© 2015 AU-IBAR. Sheep and goats in a livestock quarantine station in Berbera, Somaliland.© 2015 AU-IBAR. Sheep and goats in a livestock quarantine station in Berbera, Somaliland.DUBAI (23rd November 2015)- With increased recognition of the importance of market oriented livestock production, especially in GHoA pastoral areas , livestock stakeholders from the GHoA and the Middle East are meeting this week to agree on modalities for sustaining and enhancing safe trade in livestock commodities between the two regions. The modalities aim at preventing livestock trade disruptions occasioned by import bans by Middle East Countries as previously experienced during outbreaks of transboundary animal diseases (TADs), especially Rift Valley Fever (RVF). Previous livestock import bans by Middle East countries resulted in informal live animal trade. This posed major health risks to human and animal populations in the importing countries.
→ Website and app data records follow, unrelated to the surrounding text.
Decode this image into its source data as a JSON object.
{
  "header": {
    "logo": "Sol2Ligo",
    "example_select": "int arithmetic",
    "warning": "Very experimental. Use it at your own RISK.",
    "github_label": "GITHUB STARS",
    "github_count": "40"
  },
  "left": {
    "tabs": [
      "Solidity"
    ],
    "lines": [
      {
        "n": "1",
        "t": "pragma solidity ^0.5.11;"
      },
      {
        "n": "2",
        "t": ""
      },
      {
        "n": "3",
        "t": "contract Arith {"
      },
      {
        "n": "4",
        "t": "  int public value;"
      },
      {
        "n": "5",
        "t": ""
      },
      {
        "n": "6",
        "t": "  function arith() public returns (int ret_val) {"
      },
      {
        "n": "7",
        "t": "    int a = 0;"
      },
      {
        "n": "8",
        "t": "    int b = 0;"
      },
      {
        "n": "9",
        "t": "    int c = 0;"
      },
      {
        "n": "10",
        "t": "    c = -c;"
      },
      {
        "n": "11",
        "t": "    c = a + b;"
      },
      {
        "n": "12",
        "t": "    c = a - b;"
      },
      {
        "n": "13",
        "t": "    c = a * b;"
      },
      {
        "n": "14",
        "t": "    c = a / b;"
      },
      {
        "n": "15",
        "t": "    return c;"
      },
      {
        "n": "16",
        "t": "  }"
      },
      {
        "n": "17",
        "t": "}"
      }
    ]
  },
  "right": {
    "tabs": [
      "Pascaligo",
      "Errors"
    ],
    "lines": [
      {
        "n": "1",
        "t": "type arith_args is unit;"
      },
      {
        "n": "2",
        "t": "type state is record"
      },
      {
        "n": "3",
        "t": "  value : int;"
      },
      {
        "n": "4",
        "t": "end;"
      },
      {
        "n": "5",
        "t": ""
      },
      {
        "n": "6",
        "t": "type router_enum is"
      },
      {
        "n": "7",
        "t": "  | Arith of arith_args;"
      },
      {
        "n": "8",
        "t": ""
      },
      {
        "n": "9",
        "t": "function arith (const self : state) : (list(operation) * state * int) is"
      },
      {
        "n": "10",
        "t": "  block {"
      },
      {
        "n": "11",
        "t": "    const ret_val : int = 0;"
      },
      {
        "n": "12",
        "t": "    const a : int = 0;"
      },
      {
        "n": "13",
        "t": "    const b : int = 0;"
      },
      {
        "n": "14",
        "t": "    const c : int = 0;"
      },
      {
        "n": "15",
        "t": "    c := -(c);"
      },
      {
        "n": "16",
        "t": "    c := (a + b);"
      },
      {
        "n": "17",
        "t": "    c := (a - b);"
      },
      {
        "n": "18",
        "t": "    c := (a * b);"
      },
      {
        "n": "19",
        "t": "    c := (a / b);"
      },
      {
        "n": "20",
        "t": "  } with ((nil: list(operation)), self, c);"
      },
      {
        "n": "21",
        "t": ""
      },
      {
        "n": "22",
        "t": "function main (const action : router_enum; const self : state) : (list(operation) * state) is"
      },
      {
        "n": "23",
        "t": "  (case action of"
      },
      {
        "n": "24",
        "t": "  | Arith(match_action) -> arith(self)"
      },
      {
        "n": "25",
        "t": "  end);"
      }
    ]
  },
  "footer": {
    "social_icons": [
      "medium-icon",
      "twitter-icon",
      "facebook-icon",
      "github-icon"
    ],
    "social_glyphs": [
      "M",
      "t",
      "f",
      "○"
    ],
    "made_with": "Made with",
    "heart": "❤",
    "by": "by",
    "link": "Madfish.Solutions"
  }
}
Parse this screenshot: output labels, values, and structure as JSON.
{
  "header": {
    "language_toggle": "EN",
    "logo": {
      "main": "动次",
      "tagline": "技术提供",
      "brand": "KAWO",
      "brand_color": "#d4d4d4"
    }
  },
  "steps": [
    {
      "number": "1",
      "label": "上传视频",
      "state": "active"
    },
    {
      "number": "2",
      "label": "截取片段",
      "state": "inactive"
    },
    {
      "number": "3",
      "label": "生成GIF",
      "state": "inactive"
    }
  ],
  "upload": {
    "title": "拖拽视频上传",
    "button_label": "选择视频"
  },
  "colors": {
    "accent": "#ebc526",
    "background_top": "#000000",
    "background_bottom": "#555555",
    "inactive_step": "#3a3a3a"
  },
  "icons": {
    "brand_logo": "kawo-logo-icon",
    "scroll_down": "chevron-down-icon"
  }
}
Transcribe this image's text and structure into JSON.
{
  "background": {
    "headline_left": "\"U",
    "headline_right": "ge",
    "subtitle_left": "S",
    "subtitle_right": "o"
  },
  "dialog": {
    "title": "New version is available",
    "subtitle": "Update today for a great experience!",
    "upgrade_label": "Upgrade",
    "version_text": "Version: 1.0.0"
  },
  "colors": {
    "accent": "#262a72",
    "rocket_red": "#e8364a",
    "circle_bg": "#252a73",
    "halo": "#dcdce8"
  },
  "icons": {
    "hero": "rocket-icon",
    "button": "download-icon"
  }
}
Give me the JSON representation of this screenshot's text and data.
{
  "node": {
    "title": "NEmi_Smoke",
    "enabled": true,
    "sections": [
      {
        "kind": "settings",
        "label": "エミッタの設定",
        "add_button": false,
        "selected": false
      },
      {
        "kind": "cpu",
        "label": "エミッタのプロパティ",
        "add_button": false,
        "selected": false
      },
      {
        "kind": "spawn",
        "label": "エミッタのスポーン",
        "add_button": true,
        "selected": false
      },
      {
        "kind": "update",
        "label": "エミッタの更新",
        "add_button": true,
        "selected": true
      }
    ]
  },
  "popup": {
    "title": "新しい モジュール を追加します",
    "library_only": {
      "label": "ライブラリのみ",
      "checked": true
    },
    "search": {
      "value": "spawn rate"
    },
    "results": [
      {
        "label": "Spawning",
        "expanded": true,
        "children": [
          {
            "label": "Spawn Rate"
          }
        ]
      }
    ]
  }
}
Hence, the modalities will also explore joint management approaches to counter factors that would lead to trade bans.

TADs, some of which have a public health impact, such as Rift Valley Fever (RVF), are a major challenge to livestock production, marketing and trade. They also decrease resilience of vulnerable households especially women and youth in arid and semi-arid lands of GHoA.

The forum is jointly organized by the African Union Interafrican Bureau for Animal Resources (AU-IBAR) and the IGAD Centre for Pastoral Areas and Livestock Development (ICPALD), with financial support from the United States Agency for International Development (USAID, Kenya and East Africa) through the Standard Methods and Procedures Project (SMP-AH) and the European Union (EU) through the Enhancing Somali Livestock trade (ESOLT).

The conference was officially opened by Madame Majd Al-Herbawi, Director Animal Health and Development, Ministry of Environment and Water, United Arab Emirates. She informed the participants that the UAE is a regional hub of livestock trade and her Ministry was therefore keen on updating animal health measures to stabilise the trade. She informed the meeting that her government had adopted a number of measures such as the ‘National Agenda for Animal Health’ and hoped that the recommendations of the meeting would contribute towards the achievement of the objects of the agenda.